§ **Aim of the task**
Scan the listing below for the word "true", then copy each line that has it.

==== Records for the exercise ====

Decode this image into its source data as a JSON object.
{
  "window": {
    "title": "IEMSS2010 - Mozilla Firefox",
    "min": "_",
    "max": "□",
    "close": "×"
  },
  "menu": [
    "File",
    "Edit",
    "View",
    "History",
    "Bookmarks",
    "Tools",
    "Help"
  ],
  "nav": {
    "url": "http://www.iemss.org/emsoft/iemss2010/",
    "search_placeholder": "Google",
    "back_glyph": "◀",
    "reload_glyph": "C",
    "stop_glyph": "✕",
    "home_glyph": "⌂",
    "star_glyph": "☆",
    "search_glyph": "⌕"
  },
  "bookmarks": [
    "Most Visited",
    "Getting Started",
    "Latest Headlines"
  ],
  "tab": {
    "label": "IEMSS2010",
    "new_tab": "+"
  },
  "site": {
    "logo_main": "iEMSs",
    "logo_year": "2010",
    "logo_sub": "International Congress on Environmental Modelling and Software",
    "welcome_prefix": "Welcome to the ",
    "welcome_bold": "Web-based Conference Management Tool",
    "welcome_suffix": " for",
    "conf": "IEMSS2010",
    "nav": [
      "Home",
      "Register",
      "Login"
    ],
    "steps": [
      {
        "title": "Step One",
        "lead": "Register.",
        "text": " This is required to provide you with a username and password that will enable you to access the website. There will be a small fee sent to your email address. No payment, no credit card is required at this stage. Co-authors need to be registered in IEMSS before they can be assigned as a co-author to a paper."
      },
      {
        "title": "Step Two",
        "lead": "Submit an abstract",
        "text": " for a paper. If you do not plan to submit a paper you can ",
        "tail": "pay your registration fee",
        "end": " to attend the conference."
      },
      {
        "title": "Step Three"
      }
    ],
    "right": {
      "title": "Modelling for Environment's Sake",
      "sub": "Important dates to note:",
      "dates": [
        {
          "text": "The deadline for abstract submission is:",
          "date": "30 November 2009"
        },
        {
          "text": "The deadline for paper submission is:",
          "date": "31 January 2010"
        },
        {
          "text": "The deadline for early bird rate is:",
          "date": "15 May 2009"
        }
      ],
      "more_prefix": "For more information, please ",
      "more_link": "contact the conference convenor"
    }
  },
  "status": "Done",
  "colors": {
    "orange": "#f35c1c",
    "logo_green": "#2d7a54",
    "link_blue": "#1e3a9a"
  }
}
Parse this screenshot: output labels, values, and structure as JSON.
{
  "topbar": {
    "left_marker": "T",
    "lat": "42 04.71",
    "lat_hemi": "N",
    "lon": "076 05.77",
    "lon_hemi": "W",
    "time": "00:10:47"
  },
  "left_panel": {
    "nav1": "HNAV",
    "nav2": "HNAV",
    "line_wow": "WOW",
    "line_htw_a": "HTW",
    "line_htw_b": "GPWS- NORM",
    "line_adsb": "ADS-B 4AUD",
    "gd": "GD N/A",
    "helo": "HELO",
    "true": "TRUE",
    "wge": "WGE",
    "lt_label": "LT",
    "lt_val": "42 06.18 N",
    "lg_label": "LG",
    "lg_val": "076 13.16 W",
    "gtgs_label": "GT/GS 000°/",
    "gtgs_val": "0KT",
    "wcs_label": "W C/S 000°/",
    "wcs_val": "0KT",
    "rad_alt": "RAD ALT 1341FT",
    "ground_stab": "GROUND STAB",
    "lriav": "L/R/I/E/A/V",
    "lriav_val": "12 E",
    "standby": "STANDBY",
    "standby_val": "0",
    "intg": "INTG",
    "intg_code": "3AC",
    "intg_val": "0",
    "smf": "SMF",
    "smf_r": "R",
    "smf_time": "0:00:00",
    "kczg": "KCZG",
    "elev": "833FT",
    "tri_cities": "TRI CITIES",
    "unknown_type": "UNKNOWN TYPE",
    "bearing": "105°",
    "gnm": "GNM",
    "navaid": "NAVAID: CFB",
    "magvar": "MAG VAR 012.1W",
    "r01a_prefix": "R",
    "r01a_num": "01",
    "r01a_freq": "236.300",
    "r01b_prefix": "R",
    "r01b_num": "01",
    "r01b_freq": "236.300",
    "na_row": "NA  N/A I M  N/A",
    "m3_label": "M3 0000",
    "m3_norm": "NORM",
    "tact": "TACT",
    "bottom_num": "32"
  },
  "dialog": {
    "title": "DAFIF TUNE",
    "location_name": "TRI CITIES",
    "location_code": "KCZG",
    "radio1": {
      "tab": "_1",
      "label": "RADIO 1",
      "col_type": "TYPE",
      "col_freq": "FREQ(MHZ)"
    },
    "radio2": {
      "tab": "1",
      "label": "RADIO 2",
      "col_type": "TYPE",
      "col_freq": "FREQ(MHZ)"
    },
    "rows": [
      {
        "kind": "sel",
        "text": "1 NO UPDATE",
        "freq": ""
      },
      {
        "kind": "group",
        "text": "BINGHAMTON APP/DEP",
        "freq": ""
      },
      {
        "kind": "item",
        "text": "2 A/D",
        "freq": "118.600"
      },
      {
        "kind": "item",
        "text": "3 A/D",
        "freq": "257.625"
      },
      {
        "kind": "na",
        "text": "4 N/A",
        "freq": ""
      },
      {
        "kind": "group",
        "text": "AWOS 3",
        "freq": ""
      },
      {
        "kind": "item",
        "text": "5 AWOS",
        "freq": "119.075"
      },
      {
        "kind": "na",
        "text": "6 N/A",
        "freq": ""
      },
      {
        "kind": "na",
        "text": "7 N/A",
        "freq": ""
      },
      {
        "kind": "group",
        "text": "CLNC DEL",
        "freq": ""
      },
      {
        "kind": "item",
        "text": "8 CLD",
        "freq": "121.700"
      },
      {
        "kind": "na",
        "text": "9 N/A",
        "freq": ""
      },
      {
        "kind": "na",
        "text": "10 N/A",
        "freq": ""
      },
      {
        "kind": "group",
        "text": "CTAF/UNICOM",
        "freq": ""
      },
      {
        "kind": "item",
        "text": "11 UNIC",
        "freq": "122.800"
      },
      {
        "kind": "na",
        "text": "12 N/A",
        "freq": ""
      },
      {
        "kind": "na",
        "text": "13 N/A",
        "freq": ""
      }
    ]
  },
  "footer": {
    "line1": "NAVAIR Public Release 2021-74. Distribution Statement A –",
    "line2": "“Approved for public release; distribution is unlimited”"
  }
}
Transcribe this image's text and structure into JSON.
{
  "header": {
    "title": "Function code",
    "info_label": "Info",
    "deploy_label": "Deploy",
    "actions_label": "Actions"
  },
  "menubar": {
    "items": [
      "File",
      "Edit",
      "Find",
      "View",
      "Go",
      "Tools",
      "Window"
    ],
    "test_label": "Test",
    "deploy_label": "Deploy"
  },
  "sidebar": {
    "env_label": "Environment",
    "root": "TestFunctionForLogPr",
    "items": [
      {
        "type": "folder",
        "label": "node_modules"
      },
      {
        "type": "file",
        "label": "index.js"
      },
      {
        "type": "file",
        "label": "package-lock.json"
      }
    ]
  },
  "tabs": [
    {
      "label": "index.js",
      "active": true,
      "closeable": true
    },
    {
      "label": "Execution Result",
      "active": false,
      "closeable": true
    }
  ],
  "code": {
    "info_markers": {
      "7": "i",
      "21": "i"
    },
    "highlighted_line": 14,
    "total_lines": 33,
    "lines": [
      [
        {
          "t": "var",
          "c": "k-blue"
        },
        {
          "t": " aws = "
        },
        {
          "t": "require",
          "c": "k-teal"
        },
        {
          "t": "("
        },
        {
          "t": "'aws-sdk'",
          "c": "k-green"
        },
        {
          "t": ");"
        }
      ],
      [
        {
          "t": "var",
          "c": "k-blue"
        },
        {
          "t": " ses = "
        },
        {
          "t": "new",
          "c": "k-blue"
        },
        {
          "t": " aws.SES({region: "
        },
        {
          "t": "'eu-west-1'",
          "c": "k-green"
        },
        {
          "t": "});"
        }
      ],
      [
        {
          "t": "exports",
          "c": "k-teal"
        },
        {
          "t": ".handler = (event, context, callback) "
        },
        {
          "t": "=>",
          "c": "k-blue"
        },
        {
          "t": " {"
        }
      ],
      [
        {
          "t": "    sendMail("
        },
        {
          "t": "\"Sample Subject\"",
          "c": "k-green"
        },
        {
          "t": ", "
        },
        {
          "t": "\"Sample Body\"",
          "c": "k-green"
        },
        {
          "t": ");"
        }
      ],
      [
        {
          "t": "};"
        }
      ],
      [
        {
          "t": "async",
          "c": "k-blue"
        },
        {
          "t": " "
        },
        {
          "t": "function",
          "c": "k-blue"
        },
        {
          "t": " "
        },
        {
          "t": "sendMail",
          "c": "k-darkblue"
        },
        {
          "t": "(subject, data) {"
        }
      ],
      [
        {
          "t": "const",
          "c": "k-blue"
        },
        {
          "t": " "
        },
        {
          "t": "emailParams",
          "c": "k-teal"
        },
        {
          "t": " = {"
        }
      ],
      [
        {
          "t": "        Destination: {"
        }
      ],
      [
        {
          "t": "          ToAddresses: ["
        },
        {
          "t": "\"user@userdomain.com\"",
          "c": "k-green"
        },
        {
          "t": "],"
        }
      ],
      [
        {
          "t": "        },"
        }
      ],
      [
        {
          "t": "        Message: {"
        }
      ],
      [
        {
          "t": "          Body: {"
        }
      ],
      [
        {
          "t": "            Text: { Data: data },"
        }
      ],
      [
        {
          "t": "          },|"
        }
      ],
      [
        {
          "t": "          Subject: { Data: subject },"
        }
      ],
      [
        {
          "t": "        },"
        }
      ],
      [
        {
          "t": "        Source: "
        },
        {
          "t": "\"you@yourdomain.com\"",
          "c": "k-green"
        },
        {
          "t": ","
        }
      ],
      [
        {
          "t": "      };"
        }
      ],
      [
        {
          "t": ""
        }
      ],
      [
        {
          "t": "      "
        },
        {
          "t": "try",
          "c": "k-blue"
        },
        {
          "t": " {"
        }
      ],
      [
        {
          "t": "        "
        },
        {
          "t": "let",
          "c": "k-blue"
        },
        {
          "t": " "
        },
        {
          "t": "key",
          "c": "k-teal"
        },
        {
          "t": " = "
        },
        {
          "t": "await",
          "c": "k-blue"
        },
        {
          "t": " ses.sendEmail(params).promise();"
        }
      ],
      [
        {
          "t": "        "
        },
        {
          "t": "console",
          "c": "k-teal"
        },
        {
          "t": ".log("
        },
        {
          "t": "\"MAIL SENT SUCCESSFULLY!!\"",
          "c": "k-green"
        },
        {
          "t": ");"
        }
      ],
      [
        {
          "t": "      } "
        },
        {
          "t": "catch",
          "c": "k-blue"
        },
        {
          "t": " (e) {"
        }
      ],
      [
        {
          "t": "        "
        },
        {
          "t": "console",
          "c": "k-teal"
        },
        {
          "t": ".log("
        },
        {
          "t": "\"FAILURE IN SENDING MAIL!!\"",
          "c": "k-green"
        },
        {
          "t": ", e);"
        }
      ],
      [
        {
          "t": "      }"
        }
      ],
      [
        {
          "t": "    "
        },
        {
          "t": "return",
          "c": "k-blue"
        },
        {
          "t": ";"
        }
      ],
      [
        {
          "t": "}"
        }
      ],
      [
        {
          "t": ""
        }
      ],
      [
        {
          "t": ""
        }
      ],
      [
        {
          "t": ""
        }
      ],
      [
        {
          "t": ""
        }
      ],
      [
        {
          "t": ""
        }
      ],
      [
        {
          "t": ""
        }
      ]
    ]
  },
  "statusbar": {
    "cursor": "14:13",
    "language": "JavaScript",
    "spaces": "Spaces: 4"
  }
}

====

§ **Task output**
    "true": "TRUE",
      "active": true,
      "closeable": true
      "closeable": true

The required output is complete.